§ Your goal
Each record is to be printed exactly as given, down to the last mark.

§ Material for the task
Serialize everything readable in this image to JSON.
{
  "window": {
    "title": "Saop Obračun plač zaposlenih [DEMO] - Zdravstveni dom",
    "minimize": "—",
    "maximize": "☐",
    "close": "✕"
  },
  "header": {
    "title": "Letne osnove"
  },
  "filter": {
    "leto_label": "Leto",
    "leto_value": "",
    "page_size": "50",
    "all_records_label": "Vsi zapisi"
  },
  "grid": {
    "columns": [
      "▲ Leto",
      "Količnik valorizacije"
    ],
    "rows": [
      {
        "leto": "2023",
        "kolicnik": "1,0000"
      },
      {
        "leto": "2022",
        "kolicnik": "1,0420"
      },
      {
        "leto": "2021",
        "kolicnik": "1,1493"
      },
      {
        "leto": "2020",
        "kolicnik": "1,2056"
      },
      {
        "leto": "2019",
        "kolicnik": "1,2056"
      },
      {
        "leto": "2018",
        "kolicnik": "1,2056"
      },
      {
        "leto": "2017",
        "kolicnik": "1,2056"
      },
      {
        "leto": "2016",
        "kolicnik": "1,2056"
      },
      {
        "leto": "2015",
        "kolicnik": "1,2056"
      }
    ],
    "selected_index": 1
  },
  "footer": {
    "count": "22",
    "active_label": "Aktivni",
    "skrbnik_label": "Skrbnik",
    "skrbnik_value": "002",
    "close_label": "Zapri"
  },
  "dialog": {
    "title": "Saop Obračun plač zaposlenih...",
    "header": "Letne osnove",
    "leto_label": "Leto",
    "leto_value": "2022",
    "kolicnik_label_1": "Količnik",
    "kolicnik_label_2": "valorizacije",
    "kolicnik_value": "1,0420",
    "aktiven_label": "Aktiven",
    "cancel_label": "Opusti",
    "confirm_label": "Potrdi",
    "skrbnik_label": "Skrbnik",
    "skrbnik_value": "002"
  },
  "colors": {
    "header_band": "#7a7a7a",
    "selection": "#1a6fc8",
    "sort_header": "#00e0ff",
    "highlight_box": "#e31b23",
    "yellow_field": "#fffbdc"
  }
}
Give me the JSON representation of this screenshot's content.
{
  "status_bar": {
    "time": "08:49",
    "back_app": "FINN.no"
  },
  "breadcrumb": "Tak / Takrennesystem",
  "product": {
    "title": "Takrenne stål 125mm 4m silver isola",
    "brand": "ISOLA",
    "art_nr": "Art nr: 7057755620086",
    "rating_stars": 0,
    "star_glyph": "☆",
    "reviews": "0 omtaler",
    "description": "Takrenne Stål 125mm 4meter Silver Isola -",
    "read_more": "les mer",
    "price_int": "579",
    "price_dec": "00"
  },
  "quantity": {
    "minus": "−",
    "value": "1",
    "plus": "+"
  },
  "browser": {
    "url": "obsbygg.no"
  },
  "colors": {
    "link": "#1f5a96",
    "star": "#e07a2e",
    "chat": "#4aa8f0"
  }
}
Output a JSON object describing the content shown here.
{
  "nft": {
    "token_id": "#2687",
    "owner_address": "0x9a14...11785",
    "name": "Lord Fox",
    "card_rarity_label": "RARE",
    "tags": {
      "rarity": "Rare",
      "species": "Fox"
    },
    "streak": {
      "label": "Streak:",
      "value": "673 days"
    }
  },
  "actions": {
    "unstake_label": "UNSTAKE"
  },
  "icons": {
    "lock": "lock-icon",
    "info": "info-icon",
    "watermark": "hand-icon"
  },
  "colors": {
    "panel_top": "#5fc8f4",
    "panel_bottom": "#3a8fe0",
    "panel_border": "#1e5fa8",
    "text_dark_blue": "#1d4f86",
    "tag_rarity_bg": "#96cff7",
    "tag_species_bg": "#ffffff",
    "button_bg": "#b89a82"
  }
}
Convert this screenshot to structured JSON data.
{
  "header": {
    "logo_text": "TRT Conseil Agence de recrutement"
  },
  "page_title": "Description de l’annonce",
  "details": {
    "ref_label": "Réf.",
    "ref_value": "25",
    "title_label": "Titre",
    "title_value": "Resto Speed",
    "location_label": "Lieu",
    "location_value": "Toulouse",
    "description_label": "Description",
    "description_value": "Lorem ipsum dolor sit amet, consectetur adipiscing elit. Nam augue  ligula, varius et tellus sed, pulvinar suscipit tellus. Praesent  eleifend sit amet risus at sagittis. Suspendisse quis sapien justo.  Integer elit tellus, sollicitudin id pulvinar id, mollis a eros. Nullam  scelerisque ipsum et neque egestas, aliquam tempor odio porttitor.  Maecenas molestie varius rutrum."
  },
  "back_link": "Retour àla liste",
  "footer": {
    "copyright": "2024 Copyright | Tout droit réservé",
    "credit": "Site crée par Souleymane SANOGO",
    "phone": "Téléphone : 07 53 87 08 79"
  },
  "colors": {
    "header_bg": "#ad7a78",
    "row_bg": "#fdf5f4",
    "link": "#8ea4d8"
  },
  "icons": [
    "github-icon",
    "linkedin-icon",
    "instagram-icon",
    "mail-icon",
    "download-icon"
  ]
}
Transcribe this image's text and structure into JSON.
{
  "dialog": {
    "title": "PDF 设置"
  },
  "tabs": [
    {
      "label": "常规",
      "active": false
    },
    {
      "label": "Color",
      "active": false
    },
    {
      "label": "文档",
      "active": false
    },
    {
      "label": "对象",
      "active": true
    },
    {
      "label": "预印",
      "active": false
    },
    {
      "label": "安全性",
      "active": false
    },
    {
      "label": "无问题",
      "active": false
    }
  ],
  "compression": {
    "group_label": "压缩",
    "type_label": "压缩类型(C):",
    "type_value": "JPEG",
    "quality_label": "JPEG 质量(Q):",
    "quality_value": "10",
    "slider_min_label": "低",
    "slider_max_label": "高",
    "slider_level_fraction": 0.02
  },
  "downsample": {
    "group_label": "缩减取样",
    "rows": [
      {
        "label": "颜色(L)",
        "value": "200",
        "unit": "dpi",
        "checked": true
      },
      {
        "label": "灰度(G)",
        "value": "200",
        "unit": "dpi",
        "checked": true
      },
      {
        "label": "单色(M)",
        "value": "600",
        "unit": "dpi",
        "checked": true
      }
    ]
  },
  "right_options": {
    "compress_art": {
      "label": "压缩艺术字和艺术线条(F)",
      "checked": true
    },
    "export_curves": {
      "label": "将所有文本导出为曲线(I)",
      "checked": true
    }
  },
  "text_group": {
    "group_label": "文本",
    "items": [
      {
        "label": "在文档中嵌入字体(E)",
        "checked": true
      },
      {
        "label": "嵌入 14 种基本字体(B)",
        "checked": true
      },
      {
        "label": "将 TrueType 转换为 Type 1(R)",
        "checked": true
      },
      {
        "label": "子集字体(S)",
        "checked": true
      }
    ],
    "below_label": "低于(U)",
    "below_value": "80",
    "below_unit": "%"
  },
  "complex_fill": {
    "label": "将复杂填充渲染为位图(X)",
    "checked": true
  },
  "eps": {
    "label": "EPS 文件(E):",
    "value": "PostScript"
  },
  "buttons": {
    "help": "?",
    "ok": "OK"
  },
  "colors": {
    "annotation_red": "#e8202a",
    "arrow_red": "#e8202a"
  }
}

§ Answer to this problem
Serialize everything readable in this image to JSON.
{
  "window": {
    "title": "Saop Obračun plač zaposlenih [DEMO] - Zdravstveni dom",
    "minimize": "—",
    "maximize": "☐",
    "close": "✕"
  },
  "header": {
    "title": "Letne osnove"
  },
  "filter": {
    "leto_label": "Leto",
    "leto_value": "",
    "page_size": "50",
    "all_records_label": "Vsi zapisi"
  },
  "grid": {
    "columns": [
      "▲ Leto",
      "Količnik valorizacije"
    ],
    "rows": [
      {
        "leto": "2023",
        "kolicnik": "1,0000"
      },
      {
        "leto": "2022",
        "kolicnik": "1,0420"
      },
      {
        "leto": "2021",
        "kolicnik": "1,1493"
      },
      {
        "leto": "2020",
        "kolicnik": "1,2056"
      },
      {
        "leto": "2019",
        "kolicnik": "1,2056"
      },
      {
        "leto": "2018",
        "kolicnik": "1,2056"
      },
      {
        "leto": "2017",
        "kolicnik": "1,2056"
      },
      {
        "leto": "2016",
        "kolicnik": "1,2056"
      },
      {
        "leto": "2015",
        "kolicnik": "1,2056"
      }
    ],
    "selected_index": 1
  },
  "footer": {
    "count": "22",
    "active_label": "Aktivni",
    "skrbnik_label": "Skrbnik",
    "skrbnik_value": "002",
    "close_label": "Zapri"
  },
  "dialog": {
    "title": "Saop Obračun plač zaposlenih...",
    "header": "Letne osnove",
    "leto_label": "Leto",
    "leto_value": "2022",
    "kolicnik_label_1": "Količnik",
    "kolicnik_label_2": "valorizacije",
    "kolicnik_value": "1,0420",
    "aktiven_label": "Aktiven",
    "cancel_label": "Opusti",
    "confirm_label": "Potrdi",
    "skrbnik_label": "Skrbnik",
    "skrbnik_value": "002"
  },
  "colors": {
    "header_band": "#7a7a7a",
    "selection": "#1a6fc8",
    "sort_header": "#00e0ff",
    "highlight_box": "#e31b23",
    "yellow_field": "#fffbdc"
  }
}
Give me the JSON representation of this screenshot's content.
{
  "status_bar": {
    "time": "08:49",
    "back_app": "FINN.no"
  },
  "breadcrumb": "Tak / Takrennesystem",
  "product": {
    "title": "Takrenne stål 125mm 4m silver isola",
    "brand": "ISOLA",
    "art_nr": "Art nr: 7057755620086",
    "rating_stars": 0,
    "star_glyph": "☆",
    "reviews": "0 omtaler",
    "description": "Takrenne Stål 125mm 4meter Silver Isola -",
    "read_more": "les mer",
    "price_int": "579",
    "price_dec": "00"
  },
  "quantity": {
    "minus": "−",
    "value": "1",
    "plus": "+"
  },
  "browser": {
    "url": "obsbygg.no"
  },
  "colors": {
    "link": "#1f5a96",
    "star": "#e07a2e",
    "chat": "#4aa8f0"
  }
}
Output a JSON object describing the content shown here.
{
  "nft": {
    "token_id": "#2687",
    "owner_address": "0x9a14...11785",
    "name": "Lord Fox",
    "card_rarity_label": "RARE",
    "tags": {
      "rarity": "Rare",
      "species": "Fox"
    },
    "streak": {
      "label": "Streak:",
      "value": "673 days"
    }
  },
  "actions": {
    "unstake_label": "UNSTAKE"
  },
  "icons": {
    "lock": "lock-icon",
    "info": "info-icon",
    "watermark": "hand-icon"
  },
  "colors": {
    "panel_top": "#5fc8f4",
    "panel_bottom": "#3a8fe0",
    "panel_border": "#1e5fa8",
    "text_dark_blue": "#1d4f86",
    "tag_rarity_bg": "#96cff7",
    "tag_species_bg": "#ffffff",
    "button_bg": "#b89a82"
  }
}
Convert this screenshot to structured JSON data.
{
  "header": {
    "logo_text": "TRT Conseil Agence de recrutement"
  },
  "page_title": "Description de l’annonce",
  "details": {
    "ref_label": "Réf.",
    "ref_value": "25",
    "title_label": "Titre",
    "title_value": "Resto Speed",
    "location_label": "Lieu",
    "location_value": "Toulouse",
    "description_label": "Description",
    "description_value": "Lorem ipsum dolor sit amet, consectetur adipiscing elit. Nam augue  ligula, varius et tellus sed, pulvinar suscipit tellus. Praesent  eleifend sit amet risus at sagittis. Suspendisse quis sapien justo.  Integer elit tellus, sollicitudin id pulvinar id, mollis a eros. Nullam  scelerisque ipsum et neque egestas, aliquam tempor odio porttitor.  Maecenas molestie varius rutrum."
  },
  "back_link": "Retour àla liste",
  "footer": {
    "copyright": "2024 Copyright | Tout droit réservé",
    "credit": "Site crée par Souleymane SANOGO",
    "phone": "Téléphone : 07 53 87 08 79"
  },
  "colors": {
    "header_bg": "#ad7a78",
    "row_bg": "#fdf5f4",
    "link": "#8ea4d8"
  },
  "icons": [
    "github-icon",
    "linkedin-icon",
    "instagram-icon",
    "mail-icon",
    "download-icon"
  ]
}
Transcribe this image's text and structure into JSON.
{
  "dialog": {
    "title": "PDF 设置"
  },
  "tabs": [
    {
      "label": "常规",
      "active": false
    },
    {
      "label": "Color",
      "active": false
    },
    {
      "label": "文档",
      "active": false
    },
    {
      "label": "对象",
      "active": true
    },
    {
      "label": "预印",
      "active": false
    },
    {
      "label": "安全性",
      "active": false
    },
    {
      "label": "无问题",
      "active": false
    }
  ],
  "compression": {
    "group_label": "压缩",
    "type_label": "压缩类型(C):",
    "type_value": "JPEG",
    "quality_label": "JPEG 质量(Q):",
    "quality_value": "10",
    "slider_min_label": "低",
    "slider_max_label": "高",
    "slider_level_fraction": 0.02
  },
  "downsample": {
    "group_label": "缩减取样",
    "rows": [
      {
        "label": "颜色(L)",
        "value": "200",
        "unit": "dpi",
        "checked": true
      },
      {
        "label": "灰度(G)",
        "value": "200",
        "unit": "dpi",
        "checked": true
      },
      {
        "label": "单色(M)",
        "value": "600",
        "unit": "dpi",
        "checked": true
      }
    ]
  },
  "right_options": {
    "compress_art": {
      "label": "压缩艺术字和艺术线条(F)",
      "checked": true
    },
    "export_curves": {
      "label": "将所有文本导出为曲线(I)",
      "checked": true
    }
  },
  "text_group": {
    "group_label": "文本",
    "items": [
      {
        "label": "在文档中嵌入字体(E)",
        "checked": true
      },
      {
        "label": "嵌入 14 种基本字体(B)",
        "checked": true
      },
      {
        "label": "将 TrueType 转换为 Type 1(R)",
        "checked": true
      },
      {
        "label": "子集字体(S)",
        "checked": true
      }
    ],
    "below_label": "低于(U)",
    "below_value": "80",
    "below_unit": "%"
  },
  "complex_fill": {
    "label": "将复杂填充渲染为位图(X)",
    "checked": true
  },
  "eps": {
    "label": "EPS 文件(E):",
    "value": "PostScript"
  },
  "buttons": {
    "help": "?",
    "ok": "OK"
  },
  "colors": {
    "annotation_red": "#e8202a",
    "arrow_red": "#e8202a"
  }
}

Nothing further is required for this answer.